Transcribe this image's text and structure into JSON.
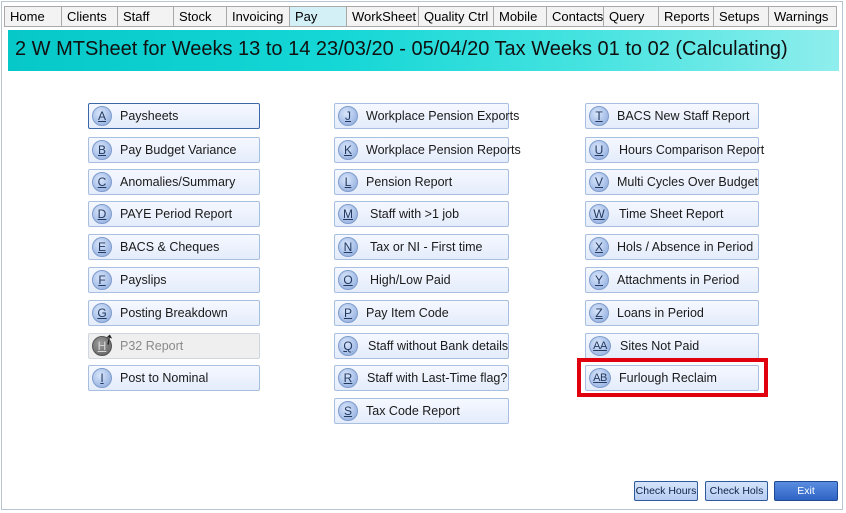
{
  "tabs": [
    "Home",
    "Clients",
    "Staff",
    "Stock",
    "Invoicing",
    "Pay",
    "WorkSheet",
    "Quality Ctrl",
    "Mobile",
    "Contacts",
    "Query",
    "Reports",
    "Setups",
    "Warnings"
  ],
  "active_tab": "Pay",
  "title": "2 W MTSheet for Weeks 13 to 14 23/03/20 - 05/04/20 Tax Weeks 01 to 02  (Calculating)",
  "columns": [
    [
      {
        "key": "A",
        "label": "Paysheets"
      },
      {
        "key": "B",
        "label": "Pay Budget Variance"
      },
      {
        "key": "C",
        "label": "Anomalies/Summary"
      },
      {
        "key": "D",
        "label": "PAYE Period Report"
      },
      {
        "key": "E",
        "label": "BACS & Cheques"
      },
      {
        "key": "F",
        "label": "Payslips"
      },
      {
        "key": "G",
        "label": "Posting Breakdown"
      },
      {
        "key": "H",
        "label": "P32 Report"
      },
      {
        "key": "I",
        "label": "Post to Nominal"
      }
    ],
    [
      {
        "key": "J",
        "label": "Workplace Pension Exports"
      },
      {
        "key": "K",
        "label": "Workplace Pension Reports"
      },
      {
        "key": "L",
        "label": "Pension Report"
      },
      {
        "key": "M",
        "label": "Staff with >1 job"
      },
      {
        "key": "N",
        "label": "Tax or NI - First time"
      },
      {
        "key": "O",
        "label": "High/Low Paid"
      },
      {
        "key": "P",
        "label": "Pay Item Code"
      },
      {
        "key": "Q",
        "label": "Staff without Bank details"
      },
      {
        "key": "R",
        "label": "Staff with Last-Time flag?"
      },
      {
        "key": "S",
        "label": "Tax Code Report"
      }
    ],
    [
      {
        "key": "T",
        "label": "BACS New Staff Report"
      },
      {
        "key": "U",
        "label": "Hours Comparison Report"
      },
      {
        "key": "V",
        "label": "Multi Cycles Over Budget"
      },
      {
        "key": "W",
        "label": "Time Sheet Report"
      },
      {
        "key": "X",
        "label": "Hols / Absence in Period"
      },
      {
        "key": "Y",
        "label": "Attachments in Period"
      },
      {
        "key": "Z",
        "label": "Loans in Period"
      },
      {
        "key": "AA",
        "label": "Sites Not Paid"
      },
      {
        "key": "AB",
        "label": "Furlough Reclaim"
      }
    ]
  ],
  "bottom_buttons": {
    "check_hours": "Check Hours",
    "check_hols": "Check Hols",
    "exit": "Exit"
  }
}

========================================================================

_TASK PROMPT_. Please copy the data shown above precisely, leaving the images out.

_ANSWER AREA_.
Transcribe this image's text and structure into JSON.
{
  "tabs": [
    "Home",
    "Clients",
    "Staff",
    "Stock",
    "Invoicing",
    "Pay",
    "WorkSheet",
    "Quality Ctrl",
    "Mobile",
    "Contacts",
    "Query",
    "Reports",
    "Setups",
    "Warnings"
  ],
  "active_tab": "Pay",
  "title": "2 W MTSheet for Weeks 13 to 14 23/03/20 - 05/04/20 Tax Weeks 01 to 02  (Calculating)",
  "columns": [
    [
      {
        "key": "A",
        "label": "Paysheets"
      },
      {
        "key": "B",
        "label": "Pay Budget Variance"
      },
      {
        "key": "C",
        "label": "Anomalies/Summary"
      },
      {
        "key": "D",
        "label": "PAYE Period Report"
      },
      {
        "key": "E",
        "label": "BACS & Cheques"
      },
      {
        "key": "F",
        "label": "Payslips"
      },
      {
        "key": "G",
        "label": "Posting Breakdown"
      },
      {
        "key": "H",
        "label": "P32 Report"
      },
      {
        "key": "I",
        "label": "Post to Nominal"
      }
    ],
    [
      {
        "key": "J",
        "label": "Workplace Pension Exports"
      },
      {
        "key": "K",
        "label": "Workplace Pension Reports"
      },
      {
        "key": "L",
        "label": "Pension Report"
      },
      {
        "key": "M",
        "label": "Staff with >1 job"
      },
      {
        "key": "N",
        "label": "Tax or NI - First time"
      },
      {
        "key": "O",
        "label": "High/Low Paid"
      },
      {
        "key": "P",
        "label": "Pay Item Code"
      },
      {
        "key": "Q",
        "label": "Staff without Bank details"
      },
      {
        "key": "R",
        "label": "Staff with Last-Time flag?"
      },
      {
        "key": "S",
        "label": "Tax Code Report"
      }
    ],
    [
      {
        "key": "T",
        "label": "BACS New Staff Report"
      },
      {
        "key": "U",
        "label": "Hours Comparison Report"
      },
      {
        "key": "V",
        "label": "Multi Cycles Over Budget"
      },
      {
        "key": "W",
        "label": "Time Sheet Report"
      },
      {
        "key": "X",
        "label": "Hols / Absence in Period"
      },
      {
        "key": "Y",
        "label": "Attachments in Period"
      },
      {
        "key": "Z",
        "label": "Loans in Period"
      },
      {
        "key": "AA",
        "label": "Sites Not Paid"
      },
      {
        "key": "AB",
        "label": "Furlough Reclaim"
      }
    ]
  ],
  "bottom_buttons": {
    "check_hours": "Check Hours",
    "check_hols": "Check Hols",
    "exit": "Exit"
  }
}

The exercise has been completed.